DIRECTIONS FOR THIS TASK:
From the records below, copy each line that has the word "illustration" in it.

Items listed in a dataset
/---

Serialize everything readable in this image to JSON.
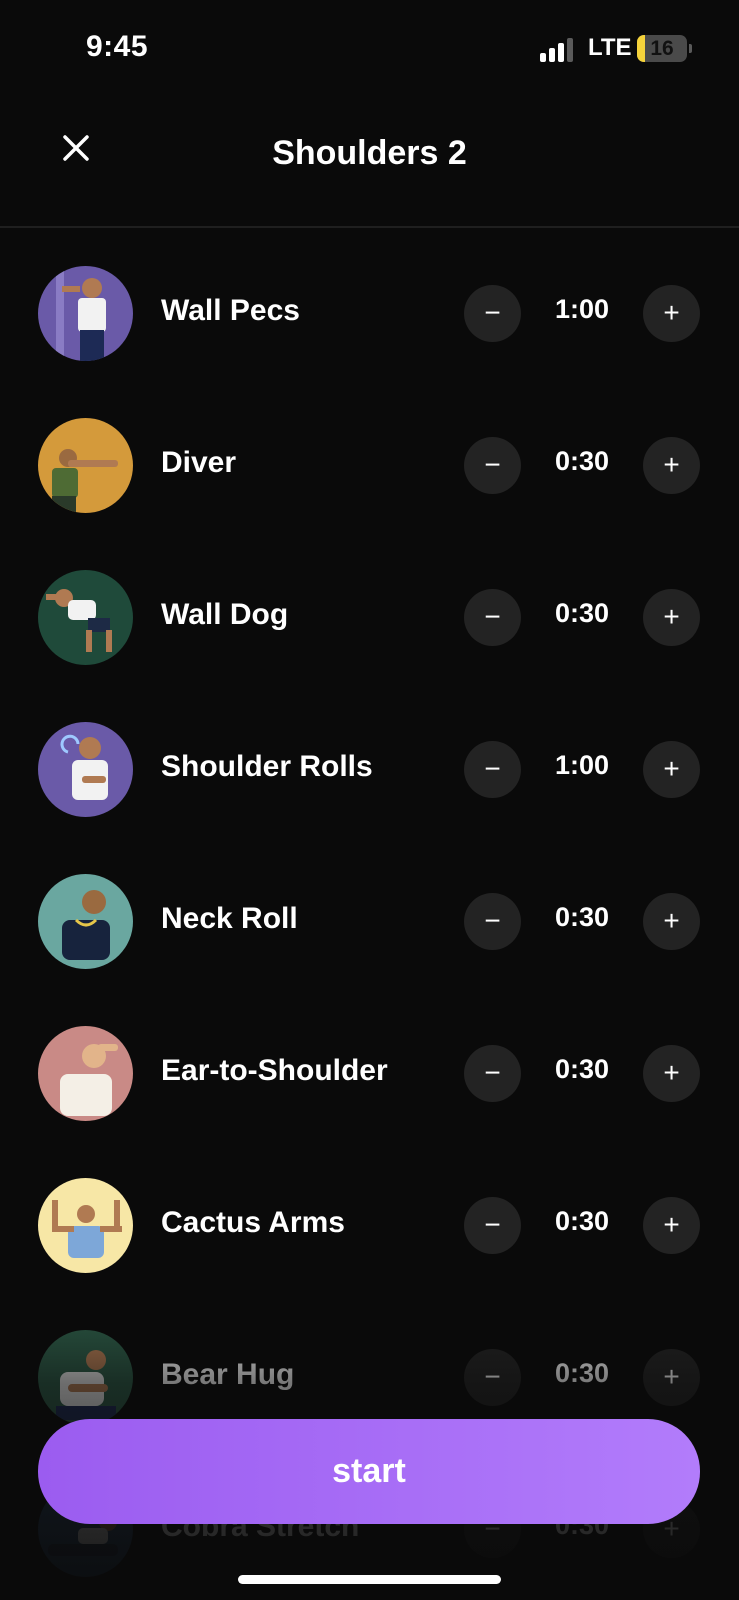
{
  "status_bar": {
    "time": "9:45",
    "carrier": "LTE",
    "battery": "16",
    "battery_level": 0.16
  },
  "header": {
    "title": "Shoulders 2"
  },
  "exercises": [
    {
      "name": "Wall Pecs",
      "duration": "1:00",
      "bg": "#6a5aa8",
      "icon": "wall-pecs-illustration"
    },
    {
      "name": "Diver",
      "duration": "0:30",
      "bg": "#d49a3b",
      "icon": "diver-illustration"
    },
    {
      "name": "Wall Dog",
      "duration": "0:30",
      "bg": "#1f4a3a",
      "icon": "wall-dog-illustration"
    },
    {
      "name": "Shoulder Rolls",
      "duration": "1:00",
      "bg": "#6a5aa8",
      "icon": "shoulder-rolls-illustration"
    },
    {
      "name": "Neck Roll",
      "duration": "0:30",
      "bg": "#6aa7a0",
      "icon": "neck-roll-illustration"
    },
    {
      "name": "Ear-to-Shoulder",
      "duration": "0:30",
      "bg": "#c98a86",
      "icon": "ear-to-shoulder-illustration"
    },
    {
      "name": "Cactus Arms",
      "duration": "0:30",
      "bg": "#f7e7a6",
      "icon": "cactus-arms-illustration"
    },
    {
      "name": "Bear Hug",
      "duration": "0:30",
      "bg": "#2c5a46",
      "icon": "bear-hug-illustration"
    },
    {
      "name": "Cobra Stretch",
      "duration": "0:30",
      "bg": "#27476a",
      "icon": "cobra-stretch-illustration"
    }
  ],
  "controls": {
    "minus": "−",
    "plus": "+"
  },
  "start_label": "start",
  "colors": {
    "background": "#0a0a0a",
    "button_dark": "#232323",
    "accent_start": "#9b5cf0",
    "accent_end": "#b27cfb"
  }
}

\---
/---

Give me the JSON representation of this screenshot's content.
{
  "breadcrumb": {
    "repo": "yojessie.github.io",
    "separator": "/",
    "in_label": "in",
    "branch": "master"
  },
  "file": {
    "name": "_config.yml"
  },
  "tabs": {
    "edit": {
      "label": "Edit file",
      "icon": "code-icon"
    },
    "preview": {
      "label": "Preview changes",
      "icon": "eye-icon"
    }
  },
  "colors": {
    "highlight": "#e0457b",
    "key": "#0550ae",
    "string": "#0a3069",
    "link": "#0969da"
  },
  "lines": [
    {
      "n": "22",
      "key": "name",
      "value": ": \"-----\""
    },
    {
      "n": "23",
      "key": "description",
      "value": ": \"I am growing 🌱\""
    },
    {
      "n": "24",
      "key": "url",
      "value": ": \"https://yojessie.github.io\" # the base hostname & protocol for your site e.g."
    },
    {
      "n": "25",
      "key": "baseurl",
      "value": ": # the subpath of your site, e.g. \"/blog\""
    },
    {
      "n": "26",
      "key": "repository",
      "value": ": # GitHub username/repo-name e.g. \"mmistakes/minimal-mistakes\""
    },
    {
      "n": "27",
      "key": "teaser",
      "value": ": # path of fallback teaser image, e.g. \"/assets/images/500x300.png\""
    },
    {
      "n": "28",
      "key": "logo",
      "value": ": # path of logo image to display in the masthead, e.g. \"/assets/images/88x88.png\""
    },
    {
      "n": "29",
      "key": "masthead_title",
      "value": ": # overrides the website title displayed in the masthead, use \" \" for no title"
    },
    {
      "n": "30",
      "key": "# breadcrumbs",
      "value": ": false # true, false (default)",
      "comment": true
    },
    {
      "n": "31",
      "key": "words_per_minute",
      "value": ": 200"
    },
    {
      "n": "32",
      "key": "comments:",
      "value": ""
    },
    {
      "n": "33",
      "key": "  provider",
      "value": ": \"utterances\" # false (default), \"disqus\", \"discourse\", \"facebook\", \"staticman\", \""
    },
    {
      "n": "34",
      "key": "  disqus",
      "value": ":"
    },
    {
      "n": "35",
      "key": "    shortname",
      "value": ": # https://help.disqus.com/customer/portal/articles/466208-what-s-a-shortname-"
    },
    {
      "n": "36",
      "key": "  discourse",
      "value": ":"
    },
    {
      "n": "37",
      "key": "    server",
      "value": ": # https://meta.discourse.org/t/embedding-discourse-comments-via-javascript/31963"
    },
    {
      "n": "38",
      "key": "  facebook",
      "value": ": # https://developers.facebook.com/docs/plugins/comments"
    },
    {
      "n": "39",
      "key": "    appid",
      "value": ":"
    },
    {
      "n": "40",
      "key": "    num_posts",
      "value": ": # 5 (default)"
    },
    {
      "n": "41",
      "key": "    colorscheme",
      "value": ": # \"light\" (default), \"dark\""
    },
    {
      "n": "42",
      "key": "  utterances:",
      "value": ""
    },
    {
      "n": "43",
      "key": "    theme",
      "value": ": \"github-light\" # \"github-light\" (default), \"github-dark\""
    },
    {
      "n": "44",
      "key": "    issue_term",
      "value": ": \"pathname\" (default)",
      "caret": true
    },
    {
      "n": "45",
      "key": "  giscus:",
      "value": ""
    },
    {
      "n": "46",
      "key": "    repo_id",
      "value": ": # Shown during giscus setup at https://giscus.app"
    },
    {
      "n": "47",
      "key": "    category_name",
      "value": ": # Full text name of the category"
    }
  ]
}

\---
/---

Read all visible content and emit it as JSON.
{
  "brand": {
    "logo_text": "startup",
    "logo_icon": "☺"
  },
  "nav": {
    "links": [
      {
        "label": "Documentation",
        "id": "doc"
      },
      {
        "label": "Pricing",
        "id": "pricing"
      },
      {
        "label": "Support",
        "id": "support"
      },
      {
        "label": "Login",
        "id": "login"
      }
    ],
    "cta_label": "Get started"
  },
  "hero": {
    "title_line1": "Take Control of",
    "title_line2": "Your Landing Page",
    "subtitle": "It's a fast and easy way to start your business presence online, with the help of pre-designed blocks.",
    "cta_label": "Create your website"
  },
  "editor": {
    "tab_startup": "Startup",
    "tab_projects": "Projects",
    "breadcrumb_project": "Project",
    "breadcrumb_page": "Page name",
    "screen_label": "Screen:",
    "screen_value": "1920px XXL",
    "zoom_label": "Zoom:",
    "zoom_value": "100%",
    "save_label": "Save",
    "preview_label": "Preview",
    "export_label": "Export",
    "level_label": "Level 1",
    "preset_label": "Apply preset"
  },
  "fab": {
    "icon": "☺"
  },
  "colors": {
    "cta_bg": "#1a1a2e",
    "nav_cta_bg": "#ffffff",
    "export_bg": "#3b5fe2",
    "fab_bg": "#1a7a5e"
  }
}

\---

WRITTEN SOLUTION:
      "icon": "wall-pecs-illustration"
      "icon": "diver-illustration"
      "icon": "wall-dog-illustration"
      "icon": "shoulder-rolls-illustration"
      "icon": "neck-roll-illustration"
      "icon": "ear-to-shoulder-illustration"
      "icon": "cactus-arms-illustration"
      "icon": "bear-hug-illustration"
      "icon": "cobra-stretch-illustration"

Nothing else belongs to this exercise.